This reproduction bust of Marie Antoinette is patinated by hand and made from a mold which is from an imprint of an original work. Every detail reflects the royalist iconography, which implies that, although the exact creation date is unknown, the original bust was probably made during Restoration.
This little-known bust is attributed to one of the Brachard brothers, either the eldest, Jean-Charles-Nicolas or the youngest, Jean-Nicolas-Alexandre. This object is an idealized portrait of the queen instead of the evocation of a sovereign at the height of her power. The head is slightly turned to the right; the shoulders are covered with a swath of fabric for a natural effect; she is wearing a crown decorated with a fleur-de-lis and a row of pearls.

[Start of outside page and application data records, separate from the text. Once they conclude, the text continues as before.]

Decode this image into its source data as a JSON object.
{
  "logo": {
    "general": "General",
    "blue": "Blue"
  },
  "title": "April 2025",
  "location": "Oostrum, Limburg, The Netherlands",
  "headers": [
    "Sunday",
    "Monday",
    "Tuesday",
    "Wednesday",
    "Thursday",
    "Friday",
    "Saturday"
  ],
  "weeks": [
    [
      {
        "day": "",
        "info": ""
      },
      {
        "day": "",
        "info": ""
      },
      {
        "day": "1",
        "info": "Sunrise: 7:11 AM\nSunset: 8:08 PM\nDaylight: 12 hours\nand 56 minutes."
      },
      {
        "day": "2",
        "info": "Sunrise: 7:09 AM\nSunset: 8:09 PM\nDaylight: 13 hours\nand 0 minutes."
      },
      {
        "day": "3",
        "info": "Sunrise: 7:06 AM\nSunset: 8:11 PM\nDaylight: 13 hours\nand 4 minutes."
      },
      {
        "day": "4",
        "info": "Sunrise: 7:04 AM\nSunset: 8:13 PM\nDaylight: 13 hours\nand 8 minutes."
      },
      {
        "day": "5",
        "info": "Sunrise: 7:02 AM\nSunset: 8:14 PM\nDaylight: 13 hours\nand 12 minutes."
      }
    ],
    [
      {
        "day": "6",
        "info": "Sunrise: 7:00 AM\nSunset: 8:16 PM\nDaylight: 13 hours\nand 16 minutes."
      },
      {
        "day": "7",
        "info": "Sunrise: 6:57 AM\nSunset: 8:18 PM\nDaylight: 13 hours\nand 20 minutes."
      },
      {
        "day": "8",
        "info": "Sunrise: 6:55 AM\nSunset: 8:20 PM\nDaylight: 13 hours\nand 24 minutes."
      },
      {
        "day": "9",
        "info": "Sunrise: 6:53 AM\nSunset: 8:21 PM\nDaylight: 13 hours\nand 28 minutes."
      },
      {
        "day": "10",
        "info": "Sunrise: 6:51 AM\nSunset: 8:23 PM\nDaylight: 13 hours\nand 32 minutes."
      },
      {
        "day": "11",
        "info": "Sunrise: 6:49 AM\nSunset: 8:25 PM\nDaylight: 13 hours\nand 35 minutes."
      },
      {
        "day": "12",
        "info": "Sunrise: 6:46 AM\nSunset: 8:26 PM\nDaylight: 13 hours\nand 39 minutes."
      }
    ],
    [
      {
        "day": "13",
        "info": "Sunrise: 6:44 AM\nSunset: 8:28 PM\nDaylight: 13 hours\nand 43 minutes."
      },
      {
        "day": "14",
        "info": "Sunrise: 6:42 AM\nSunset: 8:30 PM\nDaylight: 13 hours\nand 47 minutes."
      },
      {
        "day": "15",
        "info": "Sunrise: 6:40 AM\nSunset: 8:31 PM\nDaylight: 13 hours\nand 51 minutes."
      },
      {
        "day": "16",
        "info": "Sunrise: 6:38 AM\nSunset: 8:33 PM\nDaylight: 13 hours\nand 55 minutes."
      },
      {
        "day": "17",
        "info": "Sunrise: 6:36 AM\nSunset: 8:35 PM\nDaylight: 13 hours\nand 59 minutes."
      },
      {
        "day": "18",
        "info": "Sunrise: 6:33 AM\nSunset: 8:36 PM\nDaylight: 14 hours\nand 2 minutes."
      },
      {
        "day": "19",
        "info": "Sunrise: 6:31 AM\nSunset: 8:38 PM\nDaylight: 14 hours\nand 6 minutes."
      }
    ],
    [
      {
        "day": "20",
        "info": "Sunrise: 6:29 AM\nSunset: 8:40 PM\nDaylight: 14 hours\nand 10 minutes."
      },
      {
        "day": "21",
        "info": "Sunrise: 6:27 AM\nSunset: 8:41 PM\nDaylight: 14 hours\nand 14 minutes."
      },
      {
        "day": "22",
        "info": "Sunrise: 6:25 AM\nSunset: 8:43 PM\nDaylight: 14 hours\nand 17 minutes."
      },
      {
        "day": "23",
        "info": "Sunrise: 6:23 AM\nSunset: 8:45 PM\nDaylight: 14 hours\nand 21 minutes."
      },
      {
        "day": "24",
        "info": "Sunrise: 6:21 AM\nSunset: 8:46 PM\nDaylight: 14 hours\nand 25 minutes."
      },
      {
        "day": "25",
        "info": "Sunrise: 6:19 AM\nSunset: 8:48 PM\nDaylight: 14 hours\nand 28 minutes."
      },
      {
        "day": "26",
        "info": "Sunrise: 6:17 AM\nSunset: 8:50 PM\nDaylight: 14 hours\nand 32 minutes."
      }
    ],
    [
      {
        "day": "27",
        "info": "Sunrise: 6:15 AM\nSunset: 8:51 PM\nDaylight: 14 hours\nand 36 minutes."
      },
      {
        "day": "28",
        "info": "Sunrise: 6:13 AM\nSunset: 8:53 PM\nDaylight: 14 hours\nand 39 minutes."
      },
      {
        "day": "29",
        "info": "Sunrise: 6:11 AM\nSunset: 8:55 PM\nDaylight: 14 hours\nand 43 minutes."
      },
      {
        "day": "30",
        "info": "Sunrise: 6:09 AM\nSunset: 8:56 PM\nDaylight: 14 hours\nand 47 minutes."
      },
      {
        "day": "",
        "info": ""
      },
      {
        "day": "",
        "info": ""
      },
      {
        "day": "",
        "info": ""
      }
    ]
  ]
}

As one of the most famous and controversial women in French History, Marie-Antoinette was the object of many artistic representations. Many valuable pieces disappeared during the French Revolution. Fortunately, some copies have survived the upheavals of time.